# 4: How do we measure variation? If you said standard deviation…

You’re on the right track!

Do you remember how to calculate a standard deviation (SD)? If not, there’s a quick review below.

Of course, the easy way to do this is to use your calculator or a spreadsheet, assuming that’s ok with your instructor. However, it is important to understand what the standard deviation is doing. Basically, it accounts for how far each data point is from the group average. For example, the smallest fish in the Fish-2-Whale group gained 212g, or 55 grams less than the average while the largest fish gained 324g, or 57 grams more than the average. These are the “deviations” from average. It would be convenient if we could just average the deviations, but unfortunately it’s not quite that simple.  Instead, we square each deviation (partly to get rid of the plus or minus signs), average the squares (except that we divide by n-1 rather than n), and then take the square root of that number. (So, in short form: square, average, square-root).  The result of that is the standard deviation.  The formula for the sample standard deviation looks scary, but it’s really just the above steps: ### What is the stardard deviation for the Fish-2-Whale gains?

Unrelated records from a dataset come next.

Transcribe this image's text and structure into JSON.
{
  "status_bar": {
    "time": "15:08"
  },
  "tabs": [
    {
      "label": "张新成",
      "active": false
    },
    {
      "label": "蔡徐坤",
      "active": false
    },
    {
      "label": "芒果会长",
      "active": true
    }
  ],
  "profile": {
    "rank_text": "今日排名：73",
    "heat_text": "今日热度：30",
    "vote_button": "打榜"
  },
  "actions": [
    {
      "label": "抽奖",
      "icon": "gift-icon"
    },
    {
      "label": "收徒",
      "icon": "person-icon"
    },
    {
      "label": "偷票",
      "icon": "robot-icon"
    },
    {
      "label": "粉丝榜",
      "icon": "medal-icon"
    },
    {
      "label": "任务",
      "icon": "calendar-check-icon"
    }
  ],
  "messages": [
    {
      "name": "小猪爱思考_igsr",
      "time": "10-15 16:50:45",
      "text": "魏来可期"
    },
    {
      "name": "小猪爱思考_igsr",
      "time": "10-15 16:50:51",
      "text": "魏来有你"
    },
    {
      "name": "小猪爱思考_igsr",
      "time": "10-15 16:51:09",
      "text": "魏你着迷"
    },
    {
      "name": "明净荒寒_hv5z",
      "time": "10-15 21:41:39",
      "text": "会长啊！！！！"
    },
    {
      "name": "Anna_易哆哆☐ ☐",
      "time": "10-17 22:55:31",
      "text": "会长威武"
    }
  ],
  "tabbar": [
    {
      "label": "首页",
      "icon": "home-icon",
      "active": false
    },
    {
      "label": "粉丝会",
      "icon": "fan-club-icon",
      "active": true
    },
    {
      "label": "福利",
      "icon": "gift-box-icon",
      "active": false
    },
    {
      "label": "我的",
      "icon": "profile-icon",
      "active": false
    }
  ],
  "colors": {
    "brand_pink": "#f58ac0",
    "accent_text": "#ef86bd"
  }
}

Data:

 212 221 240 241 283 297 318 324

Average:
267

First click: suggested course of action.
Second click: details of that step.

 Step Details

If you repeat the calculation for the control group, that is the group that were not given the Fish-2-whale food, you will get a standard deviation of 28 g.